*Required action*
Report, as a bare number, how many lines in the data contain "title".

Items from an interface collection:
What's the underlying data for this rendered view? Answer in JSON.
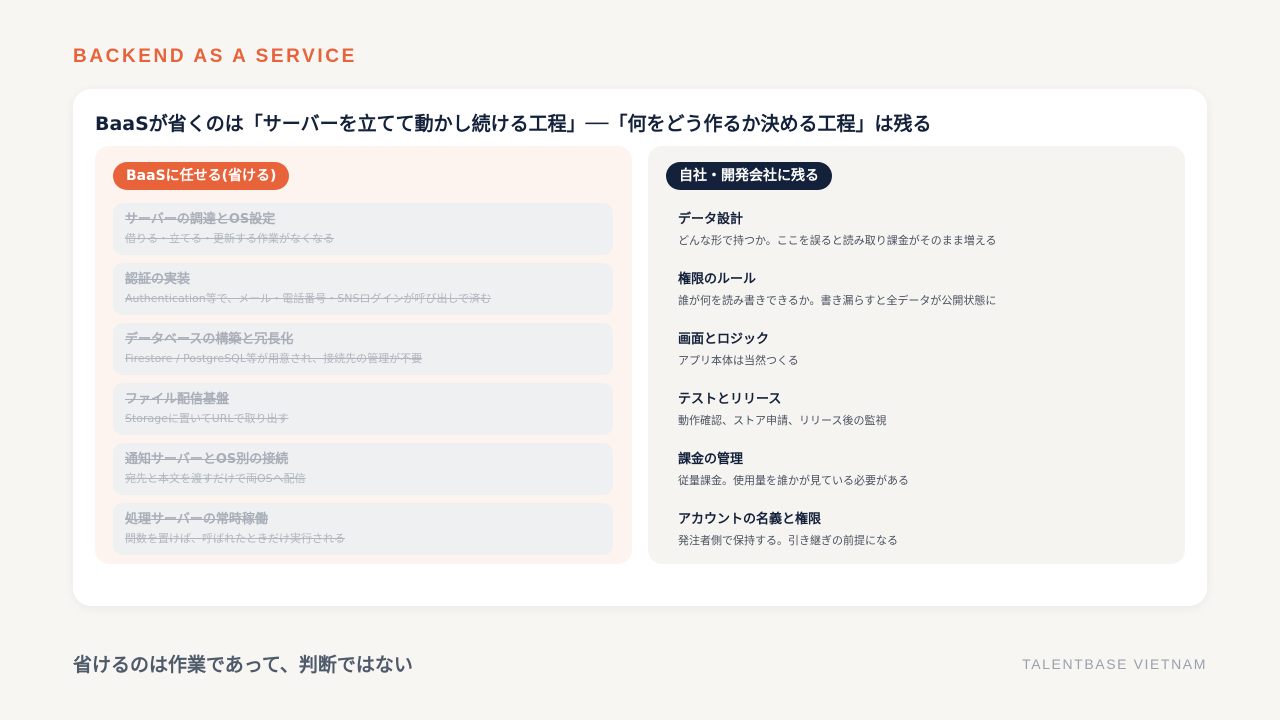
{
  "eyebrow": "BACKEND AS A SERVICE",
  "headline": "BaaSが省くのは「サーバーを立てて動かし続ける工程」──「何をどう作るか決める工程」は残る",
  "left_panel": {
    "pill": "BaaSに任せる(省ける)",
    "items": [
      {
        "title": "サーバーの調達とOS設定",
        "desc": "借りる・立てる・更新する作業がなくなる"
      },
      {
        "title": "認証の実装",
        "desc": "Authentication等で、メール・電話番号・SNSログインが呼び出しで済む"
      },
      {
        "title": "データベースの構築と冗長化",
        "desc": "Firestore / PostgreSQL等が用意され、接続先の管理が不要"
      },
      {
        "title": "ファイル配信基盤",
        "desc": "Storageに置いてURLで取り出す"
      },
      {
        "title": "通知サーバーとOS別の接続",
        "desc": "宛先と本文を渡すだけで両OSへ配信"
      },
      {
        "title": "処理サーバーの常時稼働",
        "desc": "関数を置けば、呼ばれたときだけ実行される"
      }
    ]
  },
  "right_panel": {
    "pill": "自社・開発会社に残る",
    "items": [
      {
        "title": "データ設計",
        "desc": "どんな形で持つか。ここを誤ると読み取り課金がそのまま増える"
      },
      {
        "title": "権限のルール",
        "desc": "誰が何を読み書きできるか。書き漏らすと全データが公開状態に"
      },
      {
        "title": "画面とロジック",
        "desc": "アプリ本体は当然つくる"
      },
      {
        "title": "テストとリリース",
        "desc": "動作確認、ストア申請、リリース後の監視"
      },
      {
        "title": "課金の管理",
        "desc": "従量課金。使用量を誰かが見ている必要がある"
      },
      {
        "title": "アカウントの名義と権限",
        "desc": "発注者側で保持する。引き継ぎの前提になる"
      }
    ]
  },
  "footer": {
    "message": "省けるのは作業であって、判断ではない",
    "brand": "TALENTBASE VIETNAM"
  },
  "colors": {
    "accent": "#e8623a",
    "navy": "#14213a",
    "background": "#f7f6f3"
  }
}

*Output below*
12